I couldn’t be happier for the despised Chicago White Sox, which now lay claim to the craziness and take on the Twins again this week. Liriano may actually pitch against his old team. That’ll be entertaining — either Liriano will hurl a perfect game against the Twins or he’ll walk in the winning run.

How White Sox general manager Kenny Williams thinks Liriano will be able to withstand the withering scrutiny of rabid Chicago fans, I don’t know. I suspect this trade will turn out more like Chuck Knoblauch, the impressive rookie second baseman with the Twins who couldn’t hack it with the Yankees and ended up in left field, than David Ortiz, the designated hitter who was mediocre with the Twins but turned into “Big Papi” with the Boston Red Sox.

Whatever happens, I’m glad the Twins dumped Liriano. I couldn’t take the unpredictability, and there’s no Al-Anon for fans of dysfunctional pitchers.

Baseball pitcher’s memoir flutters into one’s consciousness

While Oakland pounded away at the Twins last night, I read most of R.A. Dickey’s memoir; the baseball in the book was better than the baseball on the radio for this Twins fan.

R.A. Dickey is the Mets pitcher who throws mostly knuckleballs, a difficult pitch to master, at least for strikes, I learned in “Wherever I Wind Up: My Quest for Truth, Authenticity and the Perfect Knuckleball.” The knuckleball is not thrown for speed but for its erratic flight, which confounds hitters.

Among other teams, Dickey pitched briefly for the Minnesota Twins in 2009. I vaguely recall seeing him pitch during spring training that year.

He pitched in the All-Star Game last week, but until recently, he’s the sort of Major League Baseball player who can ride the subway to the stadium and not be recognized.

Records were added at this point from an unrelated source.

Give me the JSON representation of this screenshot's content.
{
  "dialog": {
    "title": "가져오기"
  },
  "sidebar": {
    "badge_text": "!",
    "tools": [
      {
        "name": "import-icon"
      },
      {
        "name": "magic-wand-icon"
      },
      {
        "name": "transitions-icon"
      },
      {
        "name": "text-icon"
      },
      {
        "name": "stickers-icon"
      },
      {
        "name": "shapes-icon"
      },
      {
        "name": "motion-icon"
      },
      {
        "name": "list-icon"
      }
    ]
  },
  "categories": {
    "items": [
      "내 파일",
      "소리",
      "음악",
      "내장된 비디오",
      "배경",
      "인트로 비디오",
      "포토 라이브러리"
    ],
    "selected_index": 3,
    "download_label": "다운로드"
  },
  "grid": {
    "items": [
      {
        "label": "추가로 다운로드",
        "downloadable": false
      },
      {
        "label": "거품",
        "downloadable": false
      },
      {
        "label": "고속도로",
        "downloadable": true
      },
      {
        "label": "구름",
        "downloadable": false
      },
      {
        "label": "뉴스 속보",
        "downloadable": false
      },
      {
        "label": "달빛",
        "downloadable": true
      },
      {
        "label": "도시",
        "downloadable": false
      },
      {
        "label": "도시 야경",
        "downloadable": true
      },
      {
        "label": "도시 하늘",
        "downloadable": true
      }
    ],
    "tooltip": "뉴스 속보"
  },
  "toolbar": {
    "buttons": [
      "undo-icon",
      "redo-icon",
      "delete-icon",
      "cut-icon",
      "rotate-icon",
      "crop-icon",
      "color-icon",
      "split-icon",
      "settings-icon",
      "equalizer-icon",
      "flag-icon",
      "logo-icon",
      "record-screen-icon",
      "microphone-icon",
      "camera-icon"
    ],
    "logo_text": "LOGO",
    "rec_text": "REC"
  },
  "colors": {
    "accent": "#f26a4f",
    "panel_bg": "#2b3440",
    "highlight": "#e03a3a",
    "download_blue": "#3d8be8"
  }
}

I diverted from my summer reading list to check this one out electronically after the furor of his All-Star appearance.

His book is interesting for a baseball fan, of course, but his story has compelling value beyond his struggle to break into the major leagues. His mother is an alcoholic, he’s a survivor of sexual abuse and he’s a devoted Christian, all themes which play major roles in his story. As it turns out, he studied English literature in college and he’s a good storyteller (his memoir is written with newspaper reporter Wayne Coffey). I appreciated some of his hard-earned life philosophies, pertaining mostly to living mindfully and authentically, a daily struggle for me:

  • “Being here reminds me of one of the enduring challenges of living on this side of eternity: how to live fully in the pain of a moment as well as the joy of a moment.”
  • “Don’t repress your feelings. Be honest with your feelings. If you are present with them now, they’ aren’t going to come back later in much more pernicious form.”

I won’t tell you R.A. Dickey’s memoir is literary or lyrical, but it’s a great read, especially during the baseball season. Being a fan of memoirs and redemption stories anyway, this one satisfied me.

Buy me some peanuts and Cracker Jack

So rife with advertising, Major League Baseball’s All-Star game was barely watchable.

There are the regular commercials, of course, and the ads on the backstop. The announcer’s lead-in ads are nothing new, but the picture-in-picture ad for the new “Ice Age” movie was more than I could take.

So I turned to Twitter. Ah, yes, I know, hardly a space with less advertising, but I heard the Sports Tax Man was worth following.

Ray Raiola was profiled on National Public Radio this morning. He’s an accountant — a “financial quarterback” — who advises big names on their sports contracts and dishes about sports from a money perspective.

Prince Fielder is being paid $125,000+ a day? Wow. It’s no wonder there’s advertising on every square inch of the All-Star game’s TV screen.